In Britain, 70% say they care who wins, as do 64% in the USA.

At the other end of the scale, only 46% of Italians say the outcome of the war matters much to them.

Close to four in ten Italians, French and Spanish people say they don't care much/at all who wins in Ukraine

Relatively few in any nation surveyed actively want Russia to win – Germans (14%), French people and Italians (both 11%) are the most likely to say so.

While most people in each country want Ukraine to win, the numbers differ significantly, ranging from 88% in Denmark and 85% in Sweden to 52% in Italy. In the UK that figure stands at 79% and in the US it is 72%.

Two years on, is the West doing enough to prevent a Russian victory in Ukraine?
Across all eight countries surveyed, the belief is that the West is not providing enough support to Ukraine to help them ultimately repel their Russian adversaries. Swedes and Spaniards are the most likely to say so (both 64%) and Germans the least likely (44%). A majority of Britons (57%) likewise think the West is not doing enough, as do 46% of Americans.

Americans and Germans are the most likely to think that Ukraine is getting enough assistance, at 25-26%.

Western Europeans and Americans tend to think the West is not doing enough to prevent the Russians from winning in Ukraine

Two years into the war, what kind of support are Western Europeans and Americans willing to provide Ukraine?
While most across the West want Ukraine to win, and acknowledge that there is not enough support being given in order to make that happen, that does not equate to willingness to provide additional support.

Given the option to maintain, increase, or reduce aid to the beleaguered nation, the most common preference in each country surveyed is for the former, at 37-50% (except in Germany, where the 30% who want to maintain support levels are outweighed marginally by the 34% who want to reduce them).

Swedes are the most likely to want to send more support, at 30%.

In the USA, where recent attempts to get Congress to approve further funding for Ukraine have stalled, the public are relatively split – 23% want to send more support, 33% want to maintain current levels, and 26% want to reduce support.

When it comes to the kind of support people are willing to back, top of the list are ‘maintain the current sanctions regime’ (48-76%) and ‘imposing further economic sanctions on Russian interests in each country’ (44-70%).

There is also relatively strong support for sending additional weaponry and supplies to Ukraine (46-70%), although Italy is a notable outlier, with only 29% willing to back this move.

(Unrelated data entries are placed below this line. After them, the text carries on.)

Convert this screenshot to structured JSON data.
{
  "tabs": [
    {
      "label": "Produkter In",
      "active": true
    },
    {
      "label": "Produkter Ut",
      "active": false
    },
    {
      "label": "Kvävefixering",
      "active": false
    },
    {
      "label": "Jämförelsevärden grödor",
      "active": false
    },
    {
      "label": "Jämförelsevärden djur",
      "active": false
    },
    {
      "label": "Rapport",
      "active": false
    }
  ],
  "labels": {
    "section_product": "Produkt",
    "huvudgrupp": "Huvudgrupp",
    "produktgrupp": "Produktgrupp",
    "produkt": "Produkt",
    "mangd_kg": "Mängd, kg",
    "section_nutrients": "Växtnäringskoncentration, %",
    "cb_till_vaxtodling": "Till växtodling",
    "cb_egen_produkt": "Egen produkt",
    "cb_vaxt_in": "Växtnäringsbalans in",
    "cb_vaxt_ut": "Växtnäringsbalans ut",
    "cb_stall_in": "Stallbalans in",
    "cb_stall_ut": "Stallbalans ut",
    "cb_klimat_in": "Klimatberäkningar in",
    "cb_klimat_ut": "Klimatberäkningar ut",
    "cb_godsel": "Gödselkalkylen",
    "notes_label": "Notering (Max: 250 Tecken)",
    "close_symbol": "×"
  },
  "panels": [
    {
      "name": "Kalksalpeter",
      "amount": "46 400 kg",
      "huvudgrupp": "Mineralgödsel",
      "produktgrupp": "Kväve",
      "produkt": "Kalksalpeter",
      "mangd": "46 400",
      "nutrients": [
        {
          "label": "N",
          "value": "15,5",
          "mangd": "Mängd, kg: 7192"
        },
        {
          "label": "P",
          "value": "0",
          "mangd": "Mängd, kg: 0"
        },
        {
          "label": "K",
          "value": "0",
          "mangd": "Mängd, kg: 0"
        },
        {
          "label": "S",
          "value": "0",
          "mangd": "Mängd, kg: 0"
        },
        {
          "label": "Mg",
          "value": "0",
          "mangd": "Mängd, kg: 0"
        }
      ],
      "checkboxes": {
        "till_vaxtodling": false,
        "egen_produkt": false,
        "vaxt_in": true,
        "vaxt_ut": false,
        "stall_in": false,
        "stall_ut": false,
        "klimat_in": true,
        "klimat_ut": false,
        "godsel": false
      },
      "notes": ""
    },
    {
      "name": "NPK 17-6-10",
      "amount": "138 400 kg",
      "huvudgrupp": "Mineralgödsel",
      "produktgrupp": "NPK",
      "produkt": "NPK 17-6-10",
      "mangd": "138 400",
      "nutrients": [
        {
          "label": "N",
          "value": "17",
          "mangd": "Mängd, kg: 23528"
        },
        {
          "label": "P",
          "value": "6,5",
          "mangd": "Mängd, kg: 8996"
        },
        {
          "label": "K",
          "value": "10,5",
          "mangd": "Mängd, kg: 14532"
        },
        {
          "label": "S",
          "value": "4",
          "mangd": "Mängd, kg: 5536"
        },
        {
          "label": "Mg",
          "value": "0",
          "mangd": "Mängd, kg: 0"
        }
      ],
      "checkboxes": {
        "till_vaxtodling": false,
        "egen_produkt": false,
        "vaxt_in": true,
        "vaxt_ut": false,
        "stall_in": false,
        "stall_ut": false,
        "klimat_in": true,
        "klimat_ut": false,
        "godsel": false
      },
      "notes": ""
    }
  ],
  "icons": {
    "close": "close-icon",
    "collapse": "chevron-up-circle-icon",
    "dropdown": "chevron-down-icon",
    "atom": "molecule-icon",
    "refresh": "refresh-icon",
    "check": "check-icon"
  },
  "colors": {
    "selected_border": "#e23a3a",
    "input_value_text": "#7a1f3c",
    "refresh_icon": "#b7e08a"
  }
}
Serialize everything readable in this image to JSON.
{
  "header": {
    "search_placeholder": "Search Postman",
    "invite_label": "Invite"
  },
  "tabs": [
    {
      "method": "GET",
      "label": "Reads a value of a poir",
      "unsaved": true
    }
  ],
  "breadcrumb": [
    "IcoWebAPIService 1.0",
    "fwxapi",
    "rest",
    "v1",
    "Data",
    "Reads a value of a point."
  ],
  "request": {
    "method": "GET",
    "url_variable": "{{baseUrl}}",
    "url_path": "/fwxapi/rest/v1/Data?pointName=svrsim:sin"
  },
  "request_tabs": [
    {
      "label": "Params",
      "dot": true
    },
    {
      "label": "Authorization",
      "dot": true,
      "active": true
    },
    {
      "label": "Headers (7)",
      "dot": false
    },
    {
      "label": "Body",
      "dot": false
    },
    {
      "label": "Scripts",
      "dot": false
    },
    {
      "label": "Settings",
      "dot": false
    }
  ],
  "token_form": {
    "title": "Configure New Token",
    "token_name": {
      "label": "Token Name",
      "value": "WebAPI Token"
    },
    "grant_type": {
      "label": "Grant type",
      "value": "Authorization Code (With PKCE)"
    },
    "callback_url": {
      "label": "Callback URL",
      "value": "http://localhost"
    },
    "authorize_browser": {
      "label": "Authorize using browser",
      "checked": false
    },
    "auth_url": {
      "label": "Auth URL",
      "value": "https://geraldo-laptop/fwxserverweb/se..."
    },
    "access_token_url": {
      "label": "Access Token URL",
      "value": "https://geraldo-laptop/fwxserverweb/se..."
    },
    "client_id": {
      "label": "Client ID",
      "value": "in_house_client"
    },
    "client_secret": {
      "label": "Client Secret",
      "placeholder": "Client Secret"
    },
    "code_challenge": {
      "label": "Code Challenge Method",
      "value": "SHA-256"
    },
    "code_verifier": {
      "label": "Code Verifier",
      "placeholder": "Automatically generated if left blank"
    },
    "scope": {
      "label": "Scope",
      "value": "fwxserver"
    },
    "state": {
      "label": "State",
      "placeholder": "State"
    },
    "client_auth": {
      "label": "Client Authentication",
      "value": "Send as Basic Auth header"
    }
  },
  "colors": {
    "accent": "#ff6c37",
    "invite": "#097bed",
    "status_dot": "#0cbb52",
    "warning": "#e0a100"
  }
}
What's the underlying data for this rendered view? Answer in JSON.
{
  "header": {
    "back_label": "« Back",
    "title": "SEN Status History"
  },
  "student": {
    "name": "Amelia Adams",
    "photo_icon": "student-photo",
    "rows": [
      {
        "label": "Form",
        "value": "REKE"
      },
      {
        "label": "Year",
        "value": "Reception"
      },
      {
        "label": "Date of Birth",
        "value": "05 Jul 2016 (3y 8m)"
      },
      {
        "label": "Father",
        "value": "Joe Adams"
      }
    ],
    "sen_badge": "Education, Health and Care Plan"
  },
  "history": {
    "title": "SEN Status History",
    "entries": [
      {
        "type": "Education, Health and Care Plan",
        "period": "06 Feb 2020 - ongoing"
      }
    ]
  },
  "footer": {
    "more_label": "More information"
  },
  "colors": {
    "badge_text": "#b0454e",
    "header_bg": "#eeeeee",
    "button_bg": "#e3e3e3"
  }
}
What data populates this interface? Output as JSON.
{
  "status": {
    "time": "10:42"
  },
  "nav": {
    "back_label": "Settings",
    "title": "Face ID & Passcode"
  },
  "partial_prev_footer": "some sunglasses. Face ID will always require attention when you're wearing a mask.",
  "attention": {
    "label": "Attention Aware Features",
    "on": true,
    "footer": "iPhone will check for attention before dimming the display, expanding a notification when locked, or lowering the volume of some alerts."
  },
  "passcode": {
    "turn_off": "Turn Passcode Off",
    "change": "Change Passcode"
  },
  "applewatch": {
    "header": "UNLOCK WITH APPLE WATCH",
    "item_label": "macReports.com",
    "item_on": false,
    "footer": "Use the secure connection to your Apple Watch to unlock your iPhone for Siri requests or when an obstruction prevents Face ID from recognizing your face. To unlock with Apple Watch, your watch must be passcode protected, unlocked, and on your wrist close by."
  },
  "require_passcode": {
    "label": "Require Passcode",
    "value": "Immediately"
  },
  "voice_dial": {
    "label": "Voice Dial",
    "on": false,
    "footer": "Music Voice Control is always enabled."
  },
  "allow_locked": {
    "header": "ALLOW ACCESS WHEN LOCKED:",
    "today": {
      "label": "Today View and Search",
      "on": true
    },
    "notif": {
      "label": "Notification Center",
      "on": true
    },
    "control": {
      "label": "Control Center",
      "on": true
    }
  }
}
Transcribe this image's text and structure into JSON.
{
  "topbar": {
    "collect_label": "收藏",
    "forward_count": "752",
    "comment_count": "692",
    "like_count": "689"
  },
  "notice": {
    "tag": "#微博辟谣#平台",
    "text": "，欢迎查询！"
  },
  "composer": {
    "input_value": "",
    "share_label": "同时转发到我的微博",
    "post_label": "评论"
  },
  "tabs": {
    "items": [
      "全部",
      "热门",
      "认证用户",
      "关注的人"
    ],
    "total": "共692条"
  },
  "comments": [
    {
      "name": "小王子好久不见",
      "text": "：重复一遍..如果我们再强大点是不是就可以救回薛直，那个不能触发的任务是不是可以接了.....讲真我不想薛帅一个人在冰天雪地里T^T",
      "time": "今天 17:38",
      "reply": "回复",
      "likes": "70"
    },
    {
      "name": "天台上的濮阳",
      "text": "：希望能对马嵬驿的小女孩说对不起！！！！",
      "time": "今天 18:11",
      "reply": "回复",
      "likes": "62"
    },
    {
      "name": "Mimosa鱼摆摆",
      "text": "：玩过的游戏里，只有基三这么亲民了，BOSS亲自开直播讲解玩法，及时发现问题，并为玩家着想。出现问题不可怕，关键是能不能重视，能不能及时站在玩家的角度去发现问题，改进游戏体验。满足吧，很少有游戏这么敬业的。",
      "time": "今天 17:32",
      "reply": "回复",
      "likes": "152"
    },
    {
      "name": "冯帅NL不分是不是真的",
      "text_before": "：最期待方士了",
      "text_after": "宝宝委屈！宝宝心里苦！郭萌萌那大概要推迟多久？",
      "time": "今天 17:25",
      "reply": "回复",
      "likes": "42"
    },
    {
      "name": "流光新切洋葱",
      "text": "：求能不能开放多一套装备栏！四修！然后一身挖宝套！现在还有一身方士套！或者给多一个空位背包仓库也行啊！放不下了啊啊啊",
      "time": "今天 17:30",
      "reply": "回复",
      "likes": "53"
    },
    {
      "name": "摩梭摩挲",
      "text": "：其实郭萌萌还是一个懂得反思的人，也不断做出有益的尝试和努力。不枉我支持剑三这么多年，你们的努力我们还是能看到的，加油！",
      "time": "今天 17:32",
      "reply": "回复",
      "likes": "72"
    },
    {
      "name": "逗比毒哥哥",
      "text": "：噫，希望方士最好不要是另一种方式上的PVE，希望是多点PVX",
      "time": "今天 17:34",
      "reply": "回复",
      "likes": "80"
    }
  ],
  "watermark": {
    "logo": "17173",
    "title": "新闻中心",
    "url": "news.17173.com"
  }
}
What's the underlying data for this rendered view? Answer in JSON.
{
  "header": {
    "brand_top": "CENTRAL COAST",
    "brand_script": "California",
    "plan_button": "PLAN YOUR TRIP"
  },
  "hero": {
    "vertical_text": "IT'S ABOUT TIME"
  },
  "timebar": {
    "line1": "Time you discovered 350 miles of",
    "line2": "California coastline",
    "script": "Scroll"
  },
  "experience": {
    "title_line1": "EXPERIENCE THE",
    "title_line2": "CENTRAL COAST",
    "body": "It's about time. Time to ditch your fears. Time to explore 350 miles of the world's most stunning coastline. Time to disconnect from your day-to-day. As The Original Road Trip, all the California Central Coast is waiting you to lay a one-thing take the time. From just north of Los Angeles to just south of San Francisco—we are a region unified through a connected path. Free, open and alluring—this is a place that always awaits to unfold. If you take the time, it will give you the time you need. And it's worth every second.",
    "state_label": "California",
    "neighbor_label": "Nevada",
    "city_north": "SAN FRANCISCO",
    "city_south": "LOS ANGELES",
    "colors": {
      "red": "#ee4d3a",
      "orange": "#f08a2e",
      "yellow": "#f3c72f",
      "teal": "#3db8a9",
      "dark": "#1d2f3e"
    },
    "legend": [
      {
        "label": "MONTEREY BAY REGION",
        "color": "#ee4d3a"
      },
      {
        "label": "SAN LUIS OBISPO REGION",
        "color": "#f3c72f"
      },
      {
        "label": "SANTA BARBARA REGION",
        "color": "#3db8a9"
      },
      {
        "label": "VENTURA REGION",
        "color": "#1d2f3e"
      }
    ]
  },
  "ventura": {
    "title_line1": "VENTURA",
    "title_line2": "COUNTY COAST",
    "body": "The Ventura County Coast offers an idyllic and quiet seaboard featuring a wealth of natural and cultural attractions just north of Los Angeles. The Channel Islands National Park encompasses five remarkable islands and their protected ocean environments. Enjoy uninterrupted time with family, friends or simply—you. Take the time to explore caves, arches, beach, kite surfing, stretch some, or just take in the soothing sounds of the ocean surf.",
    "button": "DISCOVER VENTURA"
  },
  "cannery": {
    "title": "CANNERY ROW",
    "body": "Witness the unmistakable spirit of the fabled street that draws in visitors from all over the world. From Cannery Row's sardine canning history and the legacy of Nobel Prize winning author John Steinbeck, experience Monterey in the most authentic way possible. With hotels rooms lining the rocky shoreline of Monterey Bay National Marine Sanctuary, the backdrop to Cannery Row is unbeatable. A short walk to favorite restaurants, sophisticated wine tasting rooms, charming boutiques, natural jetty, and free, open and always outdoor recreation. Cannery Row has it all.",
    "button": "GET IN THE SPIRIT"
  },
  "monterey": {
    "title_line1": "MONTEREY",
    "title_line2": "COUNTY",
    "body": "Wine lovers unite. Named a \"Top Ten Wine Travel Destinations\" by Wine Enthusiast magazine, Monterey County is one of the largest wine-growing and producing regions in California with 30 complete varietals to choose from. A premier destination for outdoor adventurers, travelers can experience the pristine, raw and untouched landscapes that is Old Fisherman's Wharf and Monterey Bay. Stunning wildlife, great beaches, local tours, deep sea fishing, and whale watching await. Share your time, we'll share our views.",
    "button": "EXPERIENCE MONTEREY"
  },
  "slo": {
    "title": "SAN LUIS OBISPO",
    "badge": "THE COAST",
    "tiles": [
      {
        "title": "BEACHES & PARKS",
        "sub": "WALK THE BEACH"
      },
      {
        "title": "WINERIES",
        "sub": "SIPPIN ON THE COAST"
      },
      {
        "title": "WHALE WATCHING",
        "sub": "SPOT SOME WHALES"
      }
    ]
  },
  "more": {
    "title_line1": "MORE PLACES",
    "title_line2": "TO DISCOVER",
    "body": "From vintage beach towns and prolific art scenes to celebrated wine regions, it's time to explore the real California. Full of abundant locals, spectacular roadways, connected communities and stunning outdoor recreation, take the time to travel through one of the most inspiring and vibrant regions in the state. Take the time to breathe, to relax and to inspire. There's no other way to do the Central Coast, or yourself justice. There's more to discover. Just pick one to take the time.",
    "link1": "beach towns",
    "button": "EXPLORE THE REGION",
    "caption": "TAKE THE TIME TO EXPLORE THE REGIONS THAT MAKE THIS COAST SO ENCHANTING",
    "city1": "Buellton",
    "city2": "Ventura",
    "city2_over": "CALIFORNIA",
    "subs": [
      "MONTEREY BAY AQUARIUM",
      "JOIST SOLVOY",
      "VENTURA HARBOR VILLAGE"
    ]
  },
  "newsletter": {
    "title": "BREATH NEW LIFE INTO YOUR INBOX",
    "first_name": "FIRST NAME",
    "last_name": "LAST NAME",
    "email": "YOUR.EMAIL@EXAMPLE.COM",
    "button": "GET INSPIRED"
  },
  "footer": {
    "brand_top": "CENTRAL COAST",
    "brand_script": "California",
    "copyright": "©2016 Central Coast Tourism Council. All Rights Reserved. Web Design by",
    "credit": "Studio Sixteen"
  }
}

In fact, fewer than 50% of Italians support any of the measures we tested.

Taking military action in Russia gathers the least in each country. Only between 13-33% support sending troops into Ukraine, and 19-38% back air strikes against Russian targets in the country.

Support for each measure has remained relatively static over the last year; in none of the European countries surveyed (the US has not been asked this question previously) has support for any measure increased by more than six points or fallen by more than four.

Nevertheless, compared to the first round of results, shortly after the invasion in 2022, enthusiasm for several of the measures is particularly diminished in Germany and Italy. These two countries are typically the least likely to want to give support to Ukraine.

People in Spain are especially likely to think that Russia has the advantage in Ukraine

With the war two years old, Europeans and Americans tend to think the conflict has at least another year to go
Unsurprisingly, given the results of the prior question, the most common belief (49-72%) is that the war has at least another war to run. This is up 4-12pts compared to last year in the European countries (the US was not surveyed last year).

Expectations that Ukraine will triumph over the next twelve months stand at only 9-13%, down slightly from last year. Few also expect that Russia will finally conquer Ukraine in the coming year, at 5-13%, effectively unchanged since 2023.

Western Europeans and Americans expect that the Ukraine war will still be ongoing a year from now

Source: YouGov